Why Work-Life Integration Is A Bad Idea

I love reading about leadership and business strategy and I am constantly amazed by how the same ideas can be re-branded hundreds of times over. Work-life balance is now passé. Integration is the latest aspiration. Work and personal lives are expected to be fluid and intertwined. And nothing will ever get 100% attention.

As a working mother, I understand the desire for flexibility in the workplace. I agree that the goal should be to find a way to be productive at work and present with your friends and family. But integration is just as much of a fallacy as balance. Work deadlines and family emergencies don’t occur in balance. And being singularly focused on a work project or a friend’s event doesn’t allow for checking email or social media at the same time.

Not every business owner wants the same size business. Not every parent wants the same career with the same demands that I may be willing or unwilling to take on. Building a life that accounts for what is important to an individual is dependent on the individual. Terms like work-life balance and integration imply that there is a particular goal we all should be achieving when in fact life does not always accommodate these aspirations.

The thing that particularly bugs me about the term “integration” is the idea that we should have our attention focused in multiple directions at the same time. A few months ago I attended an event to hear a CEO from a Fortune 500 company speak on the issues of leadership and implicit bias. At the end of her presentation, a man from the audience inquired whether she had ever worked for anyone who demonstrated the leadership skills she described. She responded that she had worked for someone who embodied the leadership qualities she strives for and who valued work-life “balance.” The CEO she described came into work each day at 8:30 am and left each day at 5:00 pm. There were no smart phones and there was no internet at that time. Off duty business was rarely required and, when it was, it was over the phone or in person. That same CEO led a long established organization through its highest period of growth and profitability in its history. Since that CEO resigned, none of his successors have achieved the same growth or profitability levels.

Being intrigued by this example of leadership, I asked the CEO standing before us how she demonstrates that level of work-life “balance” for her employees in this day and age of 24 hour connectivity. She responded that she doesn’t strive for work-life balance, but instead focuses on “integration.” The example she gave was disheartening. She said “If you and your husband are out to dinner and you need to respond to work emails, it would be rude to just take out your phone. But, if you ask him if he has some work he needs to do and you both take out your phones; that is integration.”

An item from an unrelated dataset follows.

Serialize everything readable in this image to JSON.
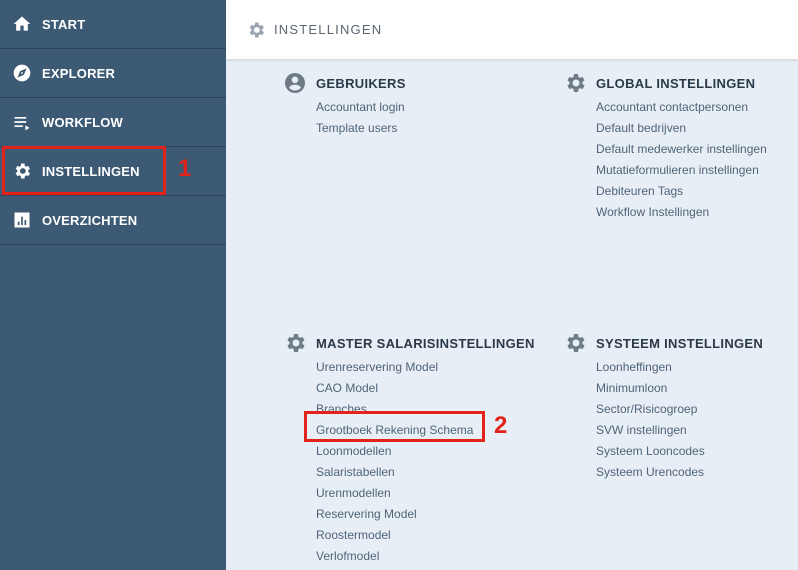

To me, that just sounds depressing. Call me crazy, but I want to enjoy spending time with whomever I am with. And, if there is a true emergency at work or at home, I hope I get a phone call.